The 13th straight weekend of demonstrations turned violent in Hong Kong on Saturday as police fired tear gas and water cannon at anti-government protesters, who responded by throwing petrol bombs and other projectiles.
There were several tense standoffs between the two sides, including outside the Hong Kong government headquarters, where police sprayed blue-dyed water at the protesters in an attempt to disperse the crowd.
The colouring leaves stains and makes the participants potentially easier to identify later.
Officers also shot pepper spray and tear gas towards the crowd.
The protesters retreated and eventually moved towards the police headquarters, where they piled debris and built makeshift barricades on nearby roads.
Protesters lit several of their barricades on fire, with one of them growing into a large blaze that filled the commercial street with smoke.
It was later put out by by firefighters.

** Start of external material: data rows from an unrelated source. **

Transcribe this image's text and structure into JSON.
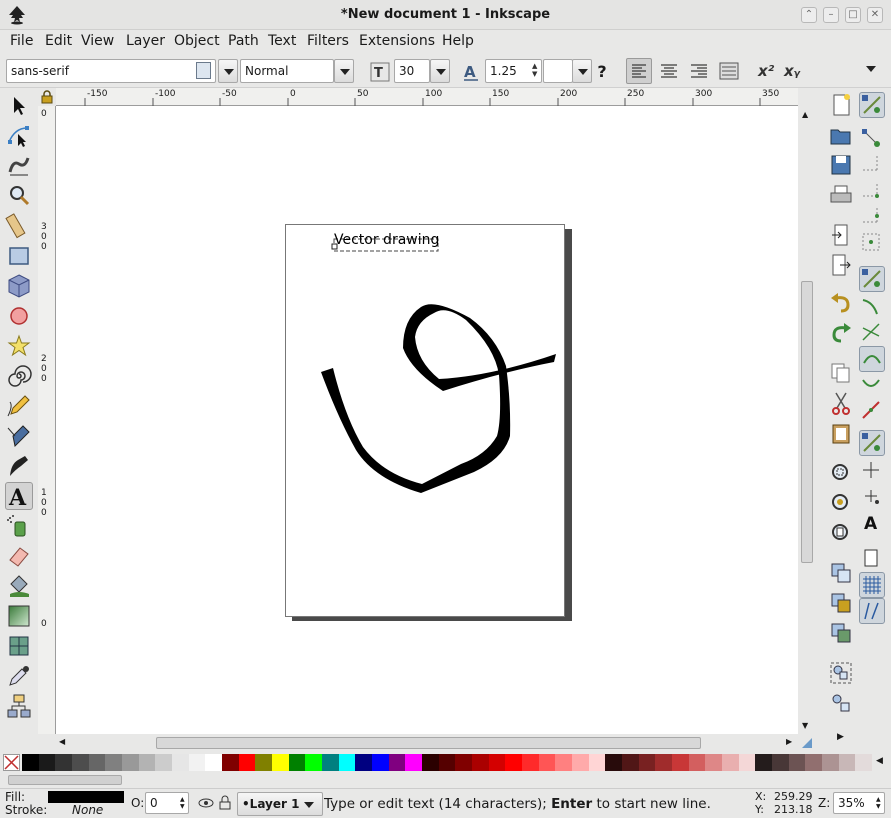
{
  "window": {
    "title": "*New document 1 - Inkscape"
  },
  "menu": [
    "File",
    "Edit",
    "View",
    "Layer",
    "Object",
    "Path",
    "Text",
    "Filters",
    "Extensions",
    "Help"
  ],
  "text_toolbar": {
    "font_family": "sans-serif",
    "font_style": "Normal",
    "font_size": "30",
    "line_spacing": "1.25",
    "help_glyph": "?",
    "superscript_glyph": "x²",
    "subscript_glyph": "xᵧ"
  },
  "ruler": {
    "h_labels": [
      "-150",
      "-100",
      "-50",
      "0",
      "50",
      "100",
      "150",
      "200",
      "250",
      "300",
      "350"
    ],
    "v_labels": [
      "0",
      "3 0 0",
      "2 0 0",
      "1 0 0",
      "0"
    ]
  },
  "canvas": {
    "text_object": "Vector drawing",
    "stroke_color": "#000000",
    "page_color": "#ffffff"
  },
  "palette": [
    "#000000",
    "#1a1a1a",
    "#333333",
    "#4d4d4d",
    "#666666",
    "#808080",
    "#999999",
    "#b3b3b3",
    "#cccccc",
    "#e6e6e6",
    "#f2f2f2",
    "#ffffff",
    "#800000",
    "#ff0000",
    "#808000",
    "#ffff00",
    "#008000",
    "#00ff00",
    "#008080",
    "#00ffff",
    "#000080",
    "#0000ff",
    "#800080",
    "#ff00ff",
    "#2b0000",
    "#550000",
    "#800000",
    "#aa0000",
    "#d40000",
    "#ff0000",
    "#ff2a2a",
    "#ff5555",
    "#ff8080",
    "#ffaaaa",
    "#ffd5d5",
    "#280b0b",
    "#501616",
    "#782121",
    "#a02c2c",
    "#c83737",
    "#d35f5f",
    "#de8787",
    "#e9afaf",
    "#f4d7d7",
    "#241c1c",
    "#483737",
    "#6c5353",
    "#916f6f",
    "#ac9393",
    "#c8b7b7",
    "#e3dbdb"
  ],
  "status": {
    "fill_label": "Fill:",
    "stroke_label": "Stroke:",
    "fill_color": "#000000",
    "stroke_value": "None",
    "opacity_label": "O:",
    "opacity_value": "0",
    "layer": "•Layer 1",
    "message_pre": "Type or edit text (14 characters); ",
    "message_bold": "Enter",
    "message_post": " to start new line.",
    "x_label": "X:",
    "x_value": "259.29",
    "y_label": "Y:",
    "y_value": "213.18",
    "zoom_label": "Z:",
    "zoom_value": "35%"
  }
}
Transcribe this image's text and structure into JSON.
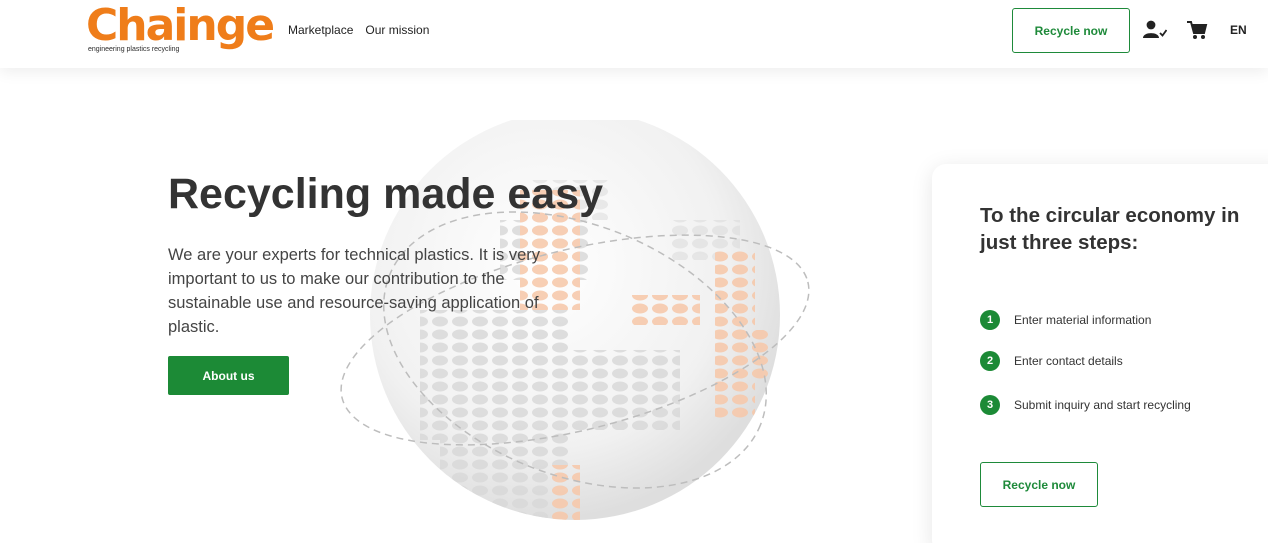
{
  "header": {
    "logo": {
      "word": "Chainge",
      "tagline": "engineering plastics recycling"
    },
    "nav": [
      {
        "label": "Marketplace"
      },
      {
        "label": "Our mission"
      }
    ],
    "recycle_label": "Recycle now",
    "language": "EN",
    "icons": {
      "account": "user-check-icon",
      "cart": "cart-icon"
    }
  },
  "hero": {
    "title": "Recycling made easy",
    "text": "We are your experts for technical plastics. It is very important to us to make our contribution to the sustainable use and resource-saving application of plastic.",
    "button_label": "About us"
  },
  "card": {
    "title": "To the circular economy in just three steps:",
    "steps": [
      {
        "number": "1",
        "label": "Enter material information"
      },
      {
        "number": "2",
        "label": "Enter contact details"
      },
      {
        "number": "3",
        "label": "Submit inquiry and start recycling"
      }
    ],
    "button_label": "Recycle now"
  },
  "colors": {
    "brand_orange": "#ef7d1a",
    "accent_green": "#1c8a36"
  }
}
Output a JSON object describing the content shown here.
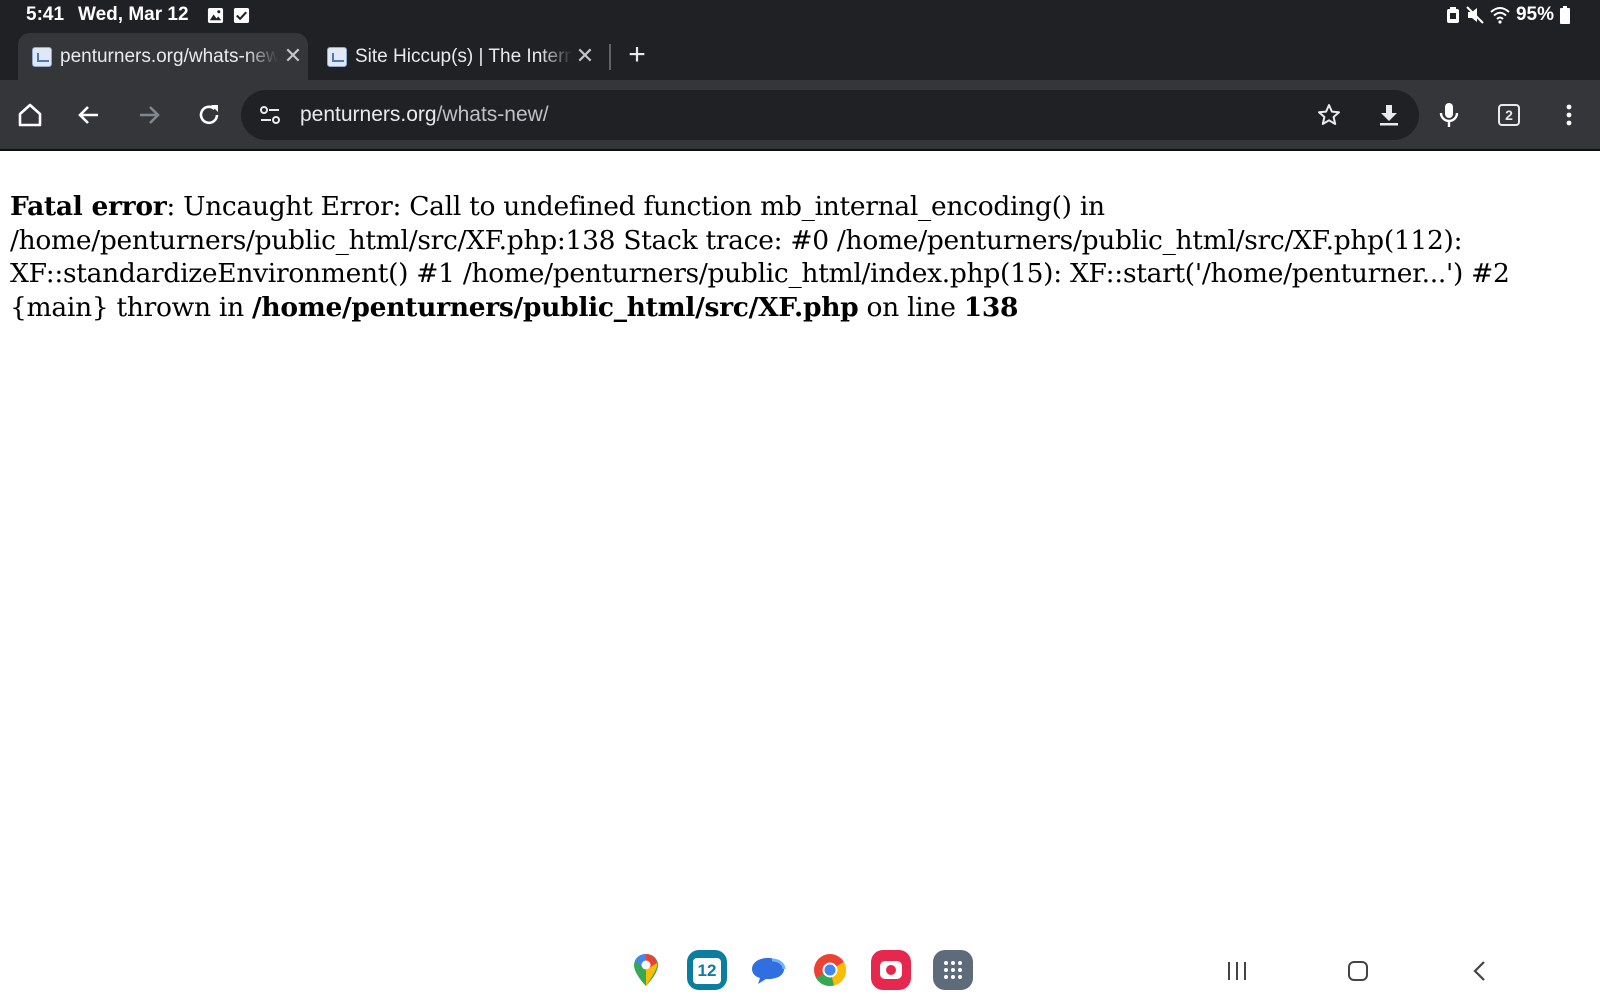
{
  "status_bar": {
    "time": "5:41",
    "date": "Wed, Mar 12",
    "battery": "95%"
  },
  "tabs": [
    {
      "title": "penturners.org/whats-new/",
      "active": true
    },
    {
      "title": "Site Hiccup(s) | The Internationa",
      "active": false
    }
  ],
  "toolbar": {
    "url_domain": "penturners.org",
    "url_path": "/whats-new/",
    "tab_count": "2"
  },
  "error": {
    "label": "Fatal error",
    "message": ": Uncaught Error: Call to undefined function mb_internal_encoding() in /home/penturners/public_html/src/XF.php:138 Stack trace: #0 /home/penturners/public_html/src/XF.php(112): XF::standardizeEnvironment() #1 /home/penturners/public_html/index.php(15): XF::start('/home/penturner...') #2 {main} thrown in ",
    "file": "/home/penturners/public_html/src/XF.php",
    "line_text": " on line ",
    "line_number": "138"
  },
  "colors": {
    "chrome_dark": "#202124",
    "toolbar": "#35363a",
    "calendar_teal": "#0b7d9e",
    "camera_red": "#e6274e",
    "apps_grid": "#5d6b7a"
  },
  "dock_apps": [
    "maps-icon",
    "calendar-icon",
    "messages-icon",
    "chrome-icon",
    "camera-icon",
    "apps-grid-icon"
  ],
  "calendar_day": "12"
}
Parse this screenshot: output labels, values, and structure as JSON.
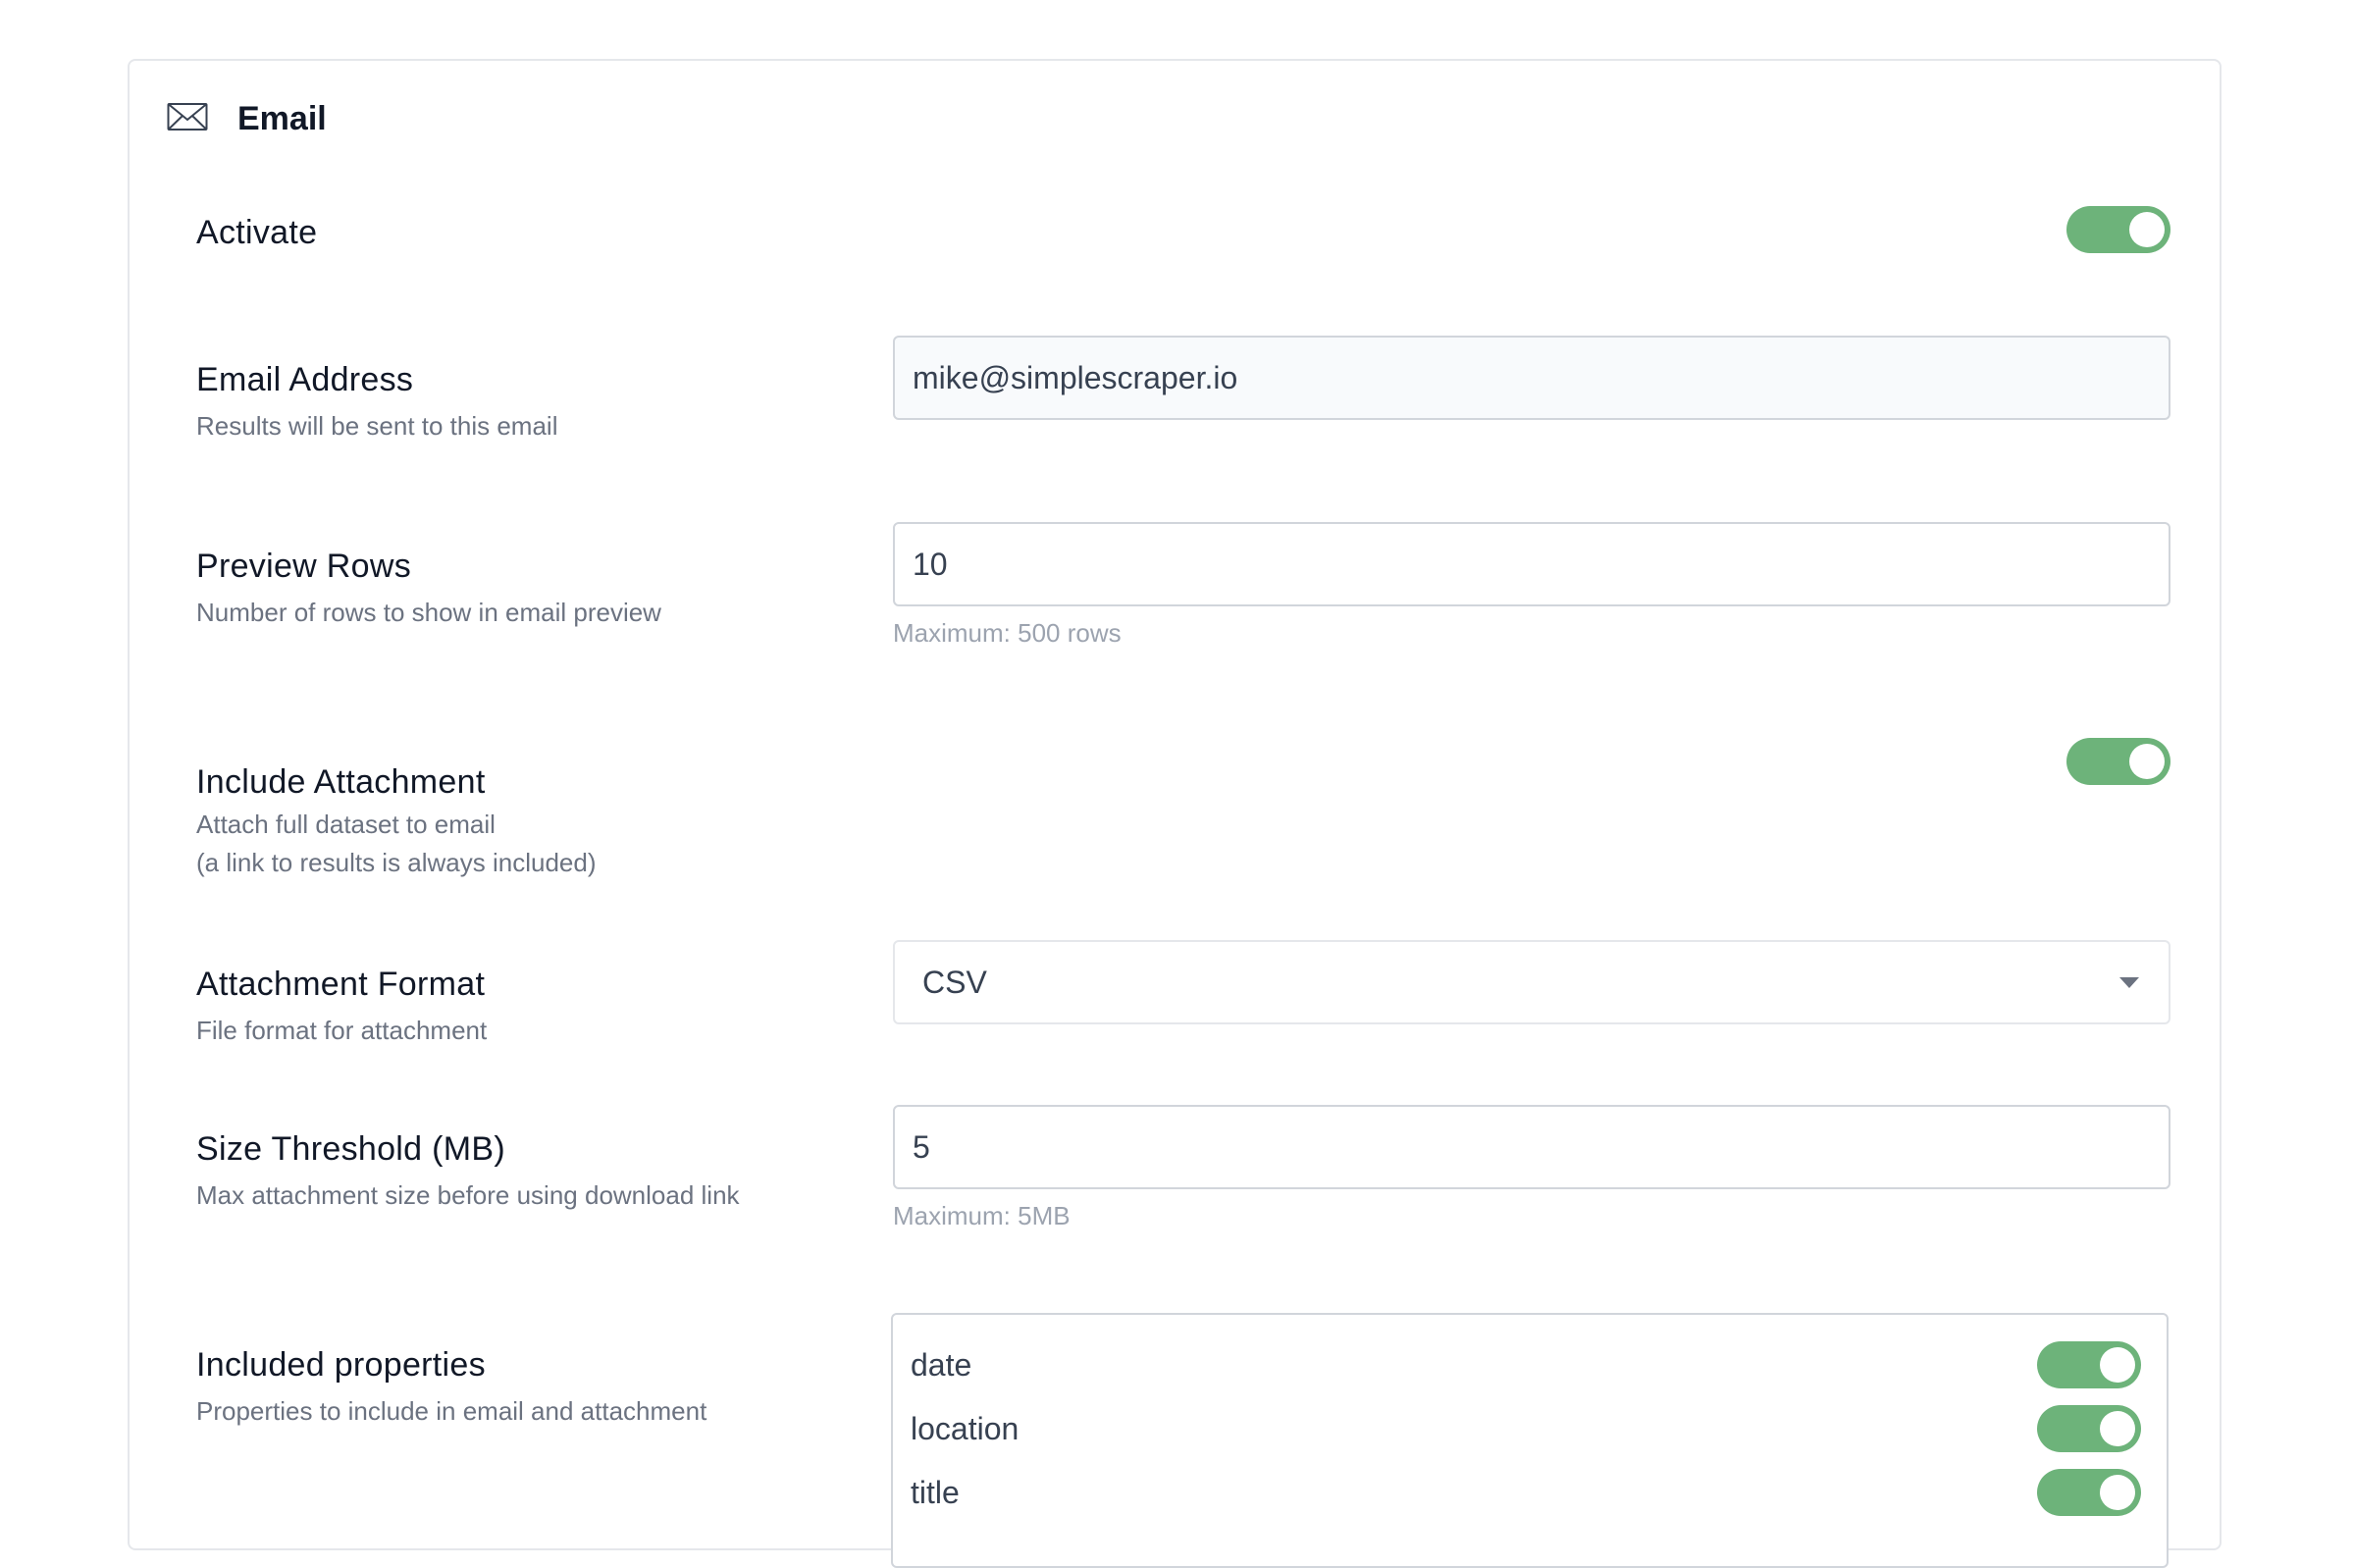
{
  "section": {
    "title": "Email",
    "icon": "envelope-icon"
  },
  "activate": {
    "label": "Activate",
    "enabled": true
  },
  "email_address": {
    "label": "Email Address",
    "description": "Results will be sent to this email",
    "value": "mike@simplescraper.io"
  },
  "preview_rows": {
    "label": "Preview Rows",
    "description": "Number of rows to show in email preview",
    "value": "10",
    "hint": "Maximum: 500 rows"
  },
  "include_attachment": {
    "label": "Include Attachment",
    "description_line1": "Attach full dataset to email",
    "description_line2": "(a link to results is always included)",
    "enabled": true
  },
  "attachment_format": {
    "label": "Attachment Format",
    "description": "File format for attachment",
    "selected": "CSV"
  },
  "size_threshold": {
    "label": "Size Threshold (MB)",
    "description": "Max attachment size before using download link",
    "value": "5",
    "hint": "Maximum: 5MB"
  },
  "included_properties": {
    "label": "Included properties",
    "description": "Properties to include in email and attachment",
    "items": [
      {
        "name": "date",
        "enabled": true
      },
      {
        "name": "location",
        "enabled": true
      },
      {
        "name": "title",
        "enabled": true
      }
    ]
  },
  "colors": {
    "toggle_on": "#6db37a",
    "border": "#d1d5db"
  }
}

There was a pattern on Saturday of young, black-shirted protesters moving into an area of the city, facing off with responding riot police officers, and then staying a step ahead of authorities by making a hasty retreat to somewhere else.
Meanwhile, thousands of other protesters holding umbrellas marched in a procession that took them in a circle around the Hong Kong island’s central business and government districts, in defiance of a police ban.
The march took place in intermittent periods of heavy rain and was planned to mark five years since Beijing failed to grant electoral reform to Hong Kong, prompting 2014’s Umbrella Movement pro-democracy protests.
The authorities did not grant authorisation for the rally but protesters came out anyway.
“It is a memorial day for us, that’s why we gather together to fight together for our right.
”Unfortunately, our legal right has been banned.
“We will do it without their permission because this is a human right,” said protester Beatrix Wong.
Police presence was heavy with officers creating roadblocks to direct protesters away from government landmarks while a number of police vehicles were spotted across Hong Kong island.
In anticipation of protests, Hong Kong’s subway system suspended service to the station nearest China’s Liaison office.
Saturday’s protest came the day after nine legislators and activists were charged by police for their role in the anti-government demonstrations, which began on June 9 over a legislative bill that would have allowed for criminal extradition to China.
Protester Jessica Wu said that she thought the government was attempting to create a climate of fear to keep people from protesting.
“I think they want to create a ‘white terror’ … to stop us from coming out or exercising our rights,” she told dpa, using a term that refers to past episodes of political repression.”